Click here for a list of museums, historic sites, tours, live theaters, shopping and more that can make your day away from the beach a fun one.

Enjoy our many craft breweries and distilleries as another way to learn about local products made in Southwest Florida.

Learn about our various farmers markets here


Red Drift Algae

Red Drift Algae is a species of algae that can be seen with the naked eye and resembles seaweed. These algae are not harmful and are non-toxic, but when they wash up on beaches can smell bad as they decompose. These species, which vary in color and can be red, brown, green or white, occur naturally in the environment and can sometimes detach from the bottom and wash up along area beaches. 


Red Tide

May 15, 2019 – The most recent reports show no red tide conditions along our shorelines. There are also no beach advisories at this time. We will continue to monitor conditions and recommend that you use these resources when planning your next visit.

To see specific beach condition reports, click here

You may also go to or call 941-BEACHES (232-2437) for more information.

What is red tide?
In Florida, red tide is a naturally occurring microscopic algae called Karenia brevis or K. brevis that is present in background conditions throughout the year in the Gulf of Mexico. It occurs in salt water and when natural conditions are right, the organism can form blooms off the coast producing a toxin that can affect the central nervous systems of fish and wildlife. At high concentrations, the blooms may discolor the water – sometimes red, light or dark green, brown or clear.

How long will it last?
Red tide blooms can last days, weeks or months and can also change daily due to wind conditions. Onshore winds normally bring it near the shore and offshore winds drive it out to sea. 

Can people swim in red tide?
Most people can swim in red tide, but it can cause skin irritation and burning eyes.

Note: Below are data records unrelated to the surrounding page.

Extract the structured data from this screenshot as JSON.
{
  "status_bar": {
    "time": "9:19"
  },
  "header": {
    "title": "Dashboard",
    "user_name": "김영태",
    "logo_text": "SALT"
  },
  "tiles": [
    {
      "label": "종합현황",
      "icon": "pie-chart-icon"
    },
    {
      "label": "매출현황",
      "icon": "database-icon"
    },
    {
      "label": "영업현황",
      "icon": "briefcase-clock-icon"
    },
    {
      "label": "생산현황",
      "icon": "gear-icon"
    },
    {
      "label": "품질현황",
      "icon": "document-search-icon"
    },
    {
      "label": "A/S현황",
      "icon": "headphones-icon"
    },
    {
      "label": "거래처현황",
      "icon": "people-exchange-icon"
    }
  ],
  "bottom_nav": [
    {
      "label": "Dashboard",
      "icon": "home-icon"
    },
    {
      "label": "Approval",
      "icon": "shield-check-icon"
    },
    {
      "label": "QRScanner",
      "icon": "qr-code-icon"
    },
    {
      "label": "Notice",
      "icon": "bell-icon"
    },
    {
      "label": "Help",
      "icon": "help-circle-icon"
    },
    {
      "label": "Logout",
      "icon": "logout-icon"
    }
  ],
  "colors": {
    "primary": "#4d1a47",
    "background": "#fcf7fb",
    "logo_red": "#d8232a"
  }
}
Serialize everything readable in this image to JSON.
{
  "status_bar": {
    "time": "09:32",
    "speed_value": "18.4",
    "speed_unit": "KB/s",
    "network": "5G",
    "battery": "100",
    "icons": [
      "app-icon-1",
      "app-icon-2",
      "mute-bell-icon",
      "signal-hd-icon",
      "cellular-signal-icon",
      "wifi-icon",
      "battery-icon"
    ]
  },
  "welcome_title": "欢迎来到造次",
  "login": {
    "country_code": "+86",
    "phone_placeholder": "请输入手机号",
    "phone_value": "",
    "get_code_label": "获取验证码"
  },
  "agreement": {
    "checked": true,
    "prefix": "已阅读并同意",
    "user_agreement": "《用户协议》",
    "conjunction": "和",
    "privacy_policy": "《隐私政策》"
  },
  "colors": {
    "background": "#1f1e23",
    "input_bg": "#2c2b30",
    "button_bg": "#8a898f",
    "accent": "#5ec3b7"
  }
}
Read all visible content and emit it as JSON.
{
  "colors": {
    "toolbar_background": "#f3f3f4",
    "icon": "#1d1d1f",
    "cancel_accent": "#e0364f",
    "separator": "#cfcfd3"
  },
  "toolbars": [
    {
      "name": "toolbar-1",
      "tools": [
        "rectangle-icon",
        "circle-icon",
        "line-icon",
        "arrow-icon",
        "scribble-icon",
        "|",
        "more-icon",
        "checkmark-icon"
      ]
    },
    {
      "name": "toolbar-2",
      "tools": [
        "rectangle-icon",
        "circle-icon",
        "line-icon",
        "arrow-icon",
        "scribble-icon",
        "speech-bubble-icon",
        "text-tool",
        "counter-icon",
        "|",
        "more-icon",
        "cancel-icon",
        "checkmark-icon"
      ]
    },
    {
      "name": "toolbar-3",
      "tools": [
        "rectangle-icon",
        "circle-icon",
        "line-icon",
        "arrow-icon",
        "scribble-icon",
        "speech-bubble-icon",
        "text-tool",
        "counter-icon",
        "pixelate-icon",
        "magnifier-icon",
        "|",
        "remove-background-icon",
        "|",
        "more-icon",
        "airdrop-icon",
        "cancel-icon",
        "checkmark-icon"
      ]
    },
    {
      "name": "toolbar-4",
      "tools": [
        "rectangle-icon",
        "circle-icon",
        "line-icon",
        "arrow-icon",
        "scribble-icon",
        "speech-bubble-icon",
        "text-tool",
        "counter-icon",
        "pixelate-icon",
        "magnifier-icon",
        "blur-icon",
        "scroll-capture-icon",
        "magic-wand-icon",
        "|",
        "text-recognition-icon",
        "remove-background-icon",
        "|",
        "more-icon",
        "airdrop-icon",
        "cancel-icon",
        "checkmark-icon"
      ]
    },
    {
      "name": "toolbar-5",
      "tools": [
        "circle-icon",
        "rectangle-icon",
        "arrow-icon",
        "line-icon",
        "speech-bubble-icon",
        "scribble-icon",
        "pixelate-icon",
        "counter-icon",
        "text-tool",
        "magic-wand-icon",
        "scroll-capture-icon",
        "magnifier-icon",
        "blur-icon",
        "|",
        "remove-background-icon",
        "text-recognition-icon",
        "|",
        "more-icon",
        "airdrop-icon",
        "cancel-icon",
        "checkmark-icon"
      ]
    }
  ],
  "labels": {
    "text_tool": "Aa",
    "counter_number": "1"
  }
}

If you experience irritation, get out and thoroughly wash off with fresh water.

What are symptoms from breathing in red tide toxins?
For most people, coughing, sneezing and teary eyes are temporary symptoms. People with chronic respiratory problems, like asthma and COPD should avoid red tide areas.

Can pets swim in red tide?
If your pet swims in a red tide patch at the beach, a thorough freshwater rinse as soon as possible is essential. Don’t let your pet play in any sea foam – the foam has been shown to be more toxic than water.


Appearance of the Water

If you're seeing dark-colored water offshore...
Water runoff from the river watershed and freshwater releases from Lake Okeechobee may cause some discoloration of the water from the north end of Fort Myers Beach to the south end of Sanibel Island. This freshwater contains tannins from plants and other organic material that give the water a darker color than it normally appears.

Why is this water being released?
Above-average rainfall creates conditions within Lake Okeechobee and the Caloosahatchee River watersheds that results in large volumes of freshwater being discharged into the river and estuary.

How long will it last?
Freshwater releases from Lake Okeechobee stop once water levels return to normal. For more information, please visit the South Florida Water Management District.